Christ Centered Resources

The Day the Light Went On

Rev. Ed Searcy
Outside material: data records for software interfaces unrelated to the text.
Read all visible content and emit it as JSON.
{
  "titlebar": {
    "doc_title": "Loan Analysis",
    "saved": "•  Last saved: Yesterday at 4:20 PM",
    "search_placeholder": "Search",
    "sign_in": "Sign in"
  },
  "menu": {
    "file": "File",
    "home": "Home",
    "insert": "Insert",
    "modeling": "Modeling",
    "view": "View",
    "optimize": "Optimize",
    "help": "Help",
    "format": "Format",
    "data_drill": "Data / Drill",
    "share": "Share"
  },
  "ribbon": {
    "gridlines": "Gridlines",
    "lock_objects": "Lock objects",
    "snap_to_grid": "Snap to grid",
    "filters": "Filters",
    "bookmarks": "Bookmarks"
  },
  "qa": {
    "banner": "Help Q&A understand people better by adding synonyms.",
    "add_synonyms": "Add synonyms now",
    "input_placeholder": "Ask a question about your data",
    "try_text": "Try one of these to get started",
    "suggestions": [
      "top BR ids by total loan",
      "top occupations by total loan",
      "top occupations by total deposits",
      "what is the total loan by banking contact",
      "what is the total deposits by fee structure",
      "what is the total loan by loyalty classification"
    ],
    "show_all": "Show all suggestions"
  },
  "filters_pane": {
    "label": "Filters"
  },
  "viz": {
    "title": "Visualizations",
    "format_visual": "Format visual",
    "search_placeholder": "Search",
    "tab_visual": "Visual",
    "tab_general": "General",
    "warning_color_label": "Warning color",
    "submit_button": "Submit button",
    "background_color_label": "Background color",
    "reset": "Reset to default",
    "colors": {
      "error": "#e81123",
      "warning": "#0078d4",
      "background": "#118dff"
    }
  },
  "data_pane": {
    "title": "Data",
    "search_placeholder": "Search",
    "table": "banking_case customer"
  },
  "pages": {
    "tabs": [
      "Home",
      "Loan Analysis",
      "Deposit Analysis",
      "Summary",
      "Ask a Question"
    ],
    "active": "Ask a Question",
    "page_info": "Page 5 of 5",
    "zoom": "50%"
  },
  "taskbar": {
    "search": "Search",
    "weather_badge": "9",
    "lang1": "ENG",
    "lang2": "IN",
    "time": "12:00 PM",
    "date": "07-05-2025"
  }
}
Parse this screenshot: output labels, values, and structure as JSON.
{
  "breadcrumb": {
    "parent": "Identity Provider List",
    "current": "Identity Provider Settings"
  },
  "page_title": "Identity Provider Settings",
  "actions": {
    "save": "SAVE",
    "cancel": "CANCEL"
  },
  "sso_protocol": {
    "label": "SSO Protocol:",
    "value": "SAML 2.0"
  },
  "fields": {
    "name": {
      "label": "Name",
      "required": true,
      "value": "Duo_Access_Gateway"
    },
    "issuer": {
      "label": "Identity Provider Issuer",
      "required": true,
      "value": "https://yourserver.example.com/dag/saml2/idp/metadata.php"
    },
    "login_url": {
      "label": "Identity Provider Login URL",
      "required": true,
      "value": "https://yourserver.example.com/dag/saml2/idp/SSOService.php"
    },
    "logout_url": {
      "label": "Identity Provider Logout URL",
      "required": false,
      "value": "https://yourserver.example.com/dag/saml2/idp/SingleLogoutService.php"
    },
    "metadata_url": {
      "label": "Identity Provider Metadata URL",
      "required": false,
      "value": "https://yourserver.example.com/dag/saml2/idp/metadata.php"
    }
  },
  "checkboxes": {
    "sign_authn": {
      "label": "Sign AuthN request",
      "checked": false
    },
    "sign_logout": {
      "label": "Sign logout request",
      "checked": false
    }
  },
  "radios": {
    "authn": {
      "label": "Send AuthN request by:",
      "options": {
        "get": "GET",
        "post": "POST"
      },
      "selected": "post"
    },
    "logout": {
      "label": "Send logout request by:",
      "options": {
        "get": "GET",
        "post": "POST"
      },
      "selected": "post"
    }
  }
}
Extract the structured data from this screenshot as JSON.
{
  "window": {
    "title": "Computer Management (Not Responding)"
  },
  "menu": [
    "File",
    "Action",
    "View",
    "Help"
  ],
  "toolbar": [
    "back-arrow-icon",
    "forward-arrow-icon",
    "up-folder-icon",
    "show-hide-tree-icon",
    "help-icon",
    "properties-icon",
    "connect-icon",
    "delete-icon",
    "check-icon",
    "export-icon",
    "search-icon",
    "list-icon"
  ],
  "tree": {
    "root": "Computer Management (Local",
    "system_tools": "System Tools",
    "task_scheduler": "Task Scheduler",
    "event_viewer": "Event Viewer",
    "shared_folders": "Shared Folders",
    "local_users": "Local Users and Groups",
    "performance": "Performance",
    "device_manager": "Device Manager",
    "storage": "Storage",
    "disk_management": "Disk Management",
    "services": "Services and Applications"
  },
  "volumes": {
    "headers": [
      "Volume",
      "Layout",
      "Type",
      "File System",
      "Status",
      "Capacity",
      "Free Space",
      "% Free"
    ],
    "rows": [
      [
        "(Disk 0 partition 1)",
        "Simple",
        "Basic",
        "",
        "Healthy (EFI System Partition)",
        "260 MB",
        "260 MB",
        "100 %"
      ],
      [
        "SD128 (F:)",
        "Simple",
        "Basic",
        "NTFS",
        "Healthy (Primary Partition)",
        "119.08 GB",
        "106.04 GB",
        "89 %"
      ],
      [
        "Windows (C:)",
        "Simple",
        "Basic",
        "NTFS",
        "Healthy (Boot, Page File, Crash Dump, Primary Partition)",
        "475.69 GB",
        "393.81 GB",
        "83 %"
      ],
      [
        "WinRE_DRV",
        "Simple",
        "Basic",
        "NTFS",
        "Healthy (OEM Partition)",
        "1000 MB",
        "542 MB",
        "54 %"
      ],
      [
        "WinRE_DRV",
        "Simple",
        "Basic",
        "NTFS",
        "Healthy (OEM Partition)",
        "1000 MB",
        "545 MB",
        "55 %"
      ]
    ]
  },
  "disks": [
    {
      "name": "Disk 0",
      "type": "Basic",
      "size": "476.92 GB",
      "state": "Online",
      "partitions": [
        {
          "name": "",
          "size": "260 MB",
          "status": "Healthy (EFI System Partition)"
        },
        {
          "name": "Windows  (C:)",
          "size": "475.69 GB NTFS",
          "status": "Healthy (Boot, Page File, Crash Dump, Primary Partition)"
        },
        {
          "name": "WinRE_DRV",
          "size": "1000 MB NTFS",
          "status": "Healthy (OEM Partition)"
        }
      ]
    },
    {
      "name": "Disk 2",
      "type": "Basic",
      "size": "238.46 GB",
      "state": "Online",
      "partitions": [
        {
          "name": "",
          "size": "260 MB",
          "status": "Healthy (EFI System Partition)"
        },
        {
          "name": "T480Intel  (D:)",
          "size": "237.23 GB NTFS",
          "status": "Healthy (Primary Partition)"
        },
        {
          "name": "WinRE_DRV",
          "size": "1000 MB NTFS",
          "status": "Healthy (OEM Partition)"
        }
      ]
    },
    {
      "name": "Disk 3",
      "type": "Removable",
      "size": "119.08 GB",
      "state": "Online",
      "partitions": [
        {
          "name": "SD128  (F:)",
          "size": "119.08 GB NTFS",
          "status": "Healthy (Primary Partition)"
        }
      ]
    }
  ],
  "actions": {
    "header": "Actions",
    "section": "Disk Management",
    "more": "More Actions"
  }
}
Ephesians 3:1-12, Matthew 2:1-12
University Hill United Church : Sun, January 4, 1998
Tuesday is Epiphany. Next to Easter it is our oldest festival. Older even than Christmas. But long since overshadowed. Too bad, really. Epiphany. Translated literally it means 'to show forth'. But the dictionary describes an epiphany this way: "a sudden manifestation of the essence or meaning of something, often by means of a sudden intuitive realization". An epiphany is a moment of sudden clarity. It is that moment when you suddenly know the answer to a problem that has long confounded you. It is that day when you realize that you have fallen in love. It's as if the light finally goes on and you are no longer in the dark. All of a sudden a whole new way of seeing dawns on you. The language of epiphany is the language of light. Cartoonists know this. That is why they portray inner epiphanies with light bulbs. Readers everywhere know this shorthand for an 'aha', for an epiphany. Today, two days shy of Epiphany, the day after the Twelfth day of Christmas, we sit waiting for the light to go on. Oh, we have celebrated the birth of the Christ child in fine form: carols and candles, lights and trees, gifting and feasting are all done. Now it is back to the books and to the grindstone. Time to pack up the creche for another year. As we do, we can't help but wonder if that is all there is. You would think that we'd have it figured out by now. Yet the mystery still evades us, like some barely perceptible reality lurking at the edges of our vision. We long for clarity, for light, for epiphany. We are like those mysterious foreigners from the east who glimpse a sign in the heavens, who read the alignment of the stars and have an epiphany ... "a sudden intuitive realization". What else have we to say to those who wonder what we are doing here when we could be somewhere else? Something about this baby cradled in straw draws us to him ... leads us to offer him gifts ... brings us on a life time pilgrimage to pay him homage. It falls to Paul the apostle of the epiphany to put words to the mystery that draws us in and sends us out. You remember Paul? Not invited to the nativity. Not one of the Twelve. Not even a follower of Jesus. Instead, Paul tries to snuff out the Christian movement. Until, one day, he has an epiphany ... "a sudden manifestation of the essence or meaning of something" ... namely, of Jesus Christ. It is the day that the light goes on. It is the day that Paul's eyes open to a new reality. Listen to Rabbi Saul, now Paul say 'aha': "the Gentiles have become fellow heirs, members of the same body, and sharers in the promise in Christ Jesus through the gospel" (Ephesians 3:6). The outsiders, the non-believers, the foreigners, have been given a share of the inheritance, have become blood brothers and sisters, members of the family, shareholders in the promises of God. Do you see? Has the light gone on? Is it dawning on you yet? In Jesus Christ God is searching you out, bringing you home, treating you as family. There is a place for you at the Table. You belong here. You count. And so does the person beside you, behind you, in front of you. Even the stranger. Especially the stranger, the ignored, the cast out, the forgotten one. Here, in the Chapel of the Epiphany, the light goes on Sunday after Sunday. It dawns on us again and again that the hospitality of God, revealed in Jesus Christ, is a gift to be received no matter how unworthy we deem ourselves. Which means, of course, that the hospitality of God, revealed in Jesus Christ, is also a gift to be given no matter how unworthy we deem another. 'Aha'.